Most children starting the 2012–2013 school year will have a bit of dust settling on their video games as they take to their studies this fall—unless they are attending PlayMaker School in Los Angeles. Setting an example in innovation—and certainly in creativity—PlayMaker is opening its doors for the first time this year.
“It’s a universe of magical kingdoms, ancient inventions, roller coasters, flight simulation, and a map leading to multiple pathways of adventure,” states the GameDesk website about PlayMaker.
GameDesk, a nonprofit research and outreach organization that works to find ways of learning through game play, has its roots in the University of Southern California Integrated Media Systems Center where the organization was developed out of university research.
Lucien Vattel, CEO of GameDesk, said the organization is focused on transforming the educational learning stage using next generation gaming curriculum. “We call it play making research,” he said.
For Vattel, that means “one part core research institute and one part game development company.” They even make games that go to market.
They reach out to at-risk children throughout Los Angeles, as they are also an outreach organization. Vattel said they try to transform the traditional curriculum into a curriculum that will engage at-risk students in a playful way.
The board members of GameDesk are representative of their work: the Tom and Ethel Bradley Foundation, which aims to support projects that aim in creating a just and civil society; the president of LucasArts Entertainment, which was created by George Lucas and now takes the lead in publishing entertainment software, and Bill Nye the “Science Guy.”
Vattel described GameDesk’s new school as a “choose-your-own-adventure school.”
“Instead of going to math, science, English,” well, they have rollercoaster adventures, or a “day of cooking with thermal energy. It is all life reflective,” said Vattel, adding that it leverages discovery and play.
“Games are highly visual, they are systematic, and they allow trial and error.”
-Lucien Vattel, CEO, GameDesk
Students will game-play, role-play, design apps and games, and work on media creation. “PlayMaker kids forge relationships with knowledge, and operate as producers rather than consumers,” states the GameDesk website.
The adventure maps, as they are called, are different routes that students can take depending on what they want to learn. “PlayMaker is a choose-your-own adventure story brought to life,” states the website. The adventure maps are modeled after the maps in “Legend of Zelda,” and students can go to the Emerald Forest of Media Arts and then to the Cave of Physics.
Though the organization and the school are high tech, Vattel said that they do not have to be so, but that they must be innovative.
Through a partnership with AT&T, GameDesk was recently awarded $3.8 million to build a learning center and national digital learning platform.

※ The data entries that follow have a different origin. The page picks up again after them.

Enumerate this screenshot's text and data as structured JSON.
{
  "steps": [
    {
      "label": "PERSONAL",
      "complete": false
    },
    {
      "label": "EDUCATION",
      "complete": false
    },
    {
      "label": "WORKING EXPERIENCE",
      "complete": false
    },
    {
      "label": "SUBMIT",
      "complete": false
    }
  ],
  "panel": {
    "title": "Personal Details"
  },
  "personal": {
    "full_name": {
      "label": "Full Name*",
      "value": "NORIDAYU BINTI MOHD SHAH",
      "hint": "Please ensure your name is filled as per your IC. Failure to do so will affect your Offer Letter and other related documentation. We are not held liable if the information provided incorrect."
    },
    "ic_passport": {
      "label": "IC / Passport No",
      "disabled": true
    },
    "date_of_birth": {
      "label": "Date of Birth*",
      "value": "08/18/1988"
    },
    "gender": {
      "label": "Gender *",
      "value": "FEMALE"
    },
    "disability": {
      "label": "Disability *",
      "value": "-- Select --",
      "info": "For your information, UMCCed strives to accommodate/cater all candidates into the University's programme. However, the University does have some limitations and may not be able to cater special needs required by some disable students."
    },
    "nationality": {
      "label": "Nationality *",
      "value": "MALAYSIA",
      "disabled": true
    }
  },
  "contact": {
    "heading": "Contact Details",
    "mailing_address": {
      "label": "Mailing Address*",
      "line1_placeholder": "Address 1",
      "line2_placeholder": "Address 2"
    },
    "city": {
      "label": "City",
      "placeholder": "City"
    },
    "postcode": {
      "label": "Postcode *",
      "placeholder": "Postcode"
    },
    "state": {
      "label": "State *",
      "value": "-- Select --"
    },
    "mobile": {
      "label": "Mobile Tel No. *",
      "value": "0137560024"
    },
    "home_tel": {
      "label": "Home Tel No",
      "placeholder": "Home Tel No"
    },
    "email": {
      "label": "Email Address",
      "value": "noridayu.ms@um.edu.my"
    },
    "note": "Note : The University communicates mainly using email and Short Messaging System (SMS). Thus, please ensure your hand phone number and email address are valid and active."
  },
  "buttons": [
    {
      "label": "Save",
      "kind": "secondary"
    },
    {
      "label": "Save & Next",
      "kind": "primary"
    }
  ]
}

According to Vattel, they also invite teachers to their Dream Lab, where teachers take their activities and try to build teaching practices around those activities. They have also held courses for teachers in Los Angeles such as “101 ways to use a smartphone,” according to Vattel.
With the new AT&T partnership, Vattel said they will take all of the Dream Lab work and make it available, building an online portal where everyone can see what they learn from games.
“They get a window into our world,” said Vattel.
“Games are highly visual, they are systematic, and they allow trial and error. They are a culturally engaging artifact for processing information and making decisions,” said Vattel, who sees games as the “most engaging model that we have.”
And to Vattel, the question is what the games are teaching. “The problem is that what the games have been teaching has been part of an entertainment model, a purely financial entertainment model, not with a goal to actually teach particular types of content,” he said.
“Games present something that kids are eager to know. And how can we leverage that engagement into things that we want them to know?” said Vattel.
The Epoch Times publishes in 35 countries and in 19 languages. Subscribe to our e-newsletter.